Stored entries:
== == ==
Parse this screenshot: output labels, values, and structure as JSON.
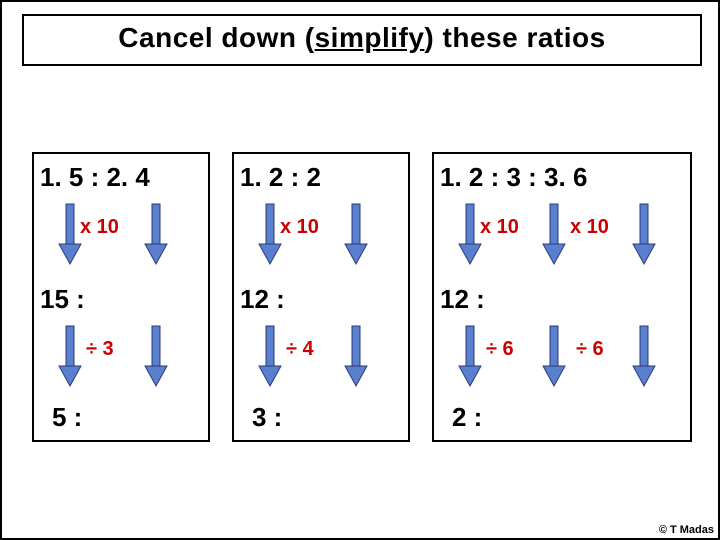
{
  "title": {
    "pre": "Cancel down ",
    "paren_open": "(",
    "word": "simplify",
    "paren_close": ")",
    "post": " these ratios"
  },
  "panels": {
    "p1": {
      "top": "1. 5 : 2. 4",
      "op1": "x 10",
      "mid": "15  :",
      "op2": "÷ 3",
      "bot": "5  :"
    },
    "p2": {
      "top": "1. 2  :  2",
      "op1": "x 10",
      "mid": "12  :",
      "op2": "÷ 4",
      "bot": "3  :"
    },
    "p3": {
      "top": "1. 2  :  3 :  3. 6",
      "op1a": "x 10",
      "op1b": "x 10",
      "mid": "12  :",
      "op2a": "÷ 6",
      "op2b": "÷ 6",
      "bot": "2  :"
    }
  },
  "credit": "© T Madas"
}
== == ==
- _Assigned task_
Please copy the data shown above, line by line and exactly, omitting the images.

- _Answer to the exercise_
Parse this screenshot: output labels, values, and structure as JSON.
{
  "title": {
    "pre": "Cancel down ",
    "paren_open": "(",
    "word": "simplify",
    "paren_close": ")",
    "post": " these ratios"
  },
  "panels": {
    "p1": {
      "top": "1. 5 : 2. 4",
      "op1": "x 10",
      "mid": "15  :",
      "op2": "÷ 3",
      "bot": "5  :"
    },
    "p2": {
      "top": "1. 2  :  2",
      "op1": "x 10",
      "mid": "12  :",
      "op2": "÷ 4",
      "bot": "3  :"
    },
    "p3": {
      "top": "1. 2  :  3 :  3. 6",
      "op1a": "x 10",
      "op1b": "x 10",
      "mid": "12  :",
      "op2a": "÷ 6",
      "op2b": "÷ 6",
      "bot": "2  :"
    }
  },
  "credit": "© T Madas"
}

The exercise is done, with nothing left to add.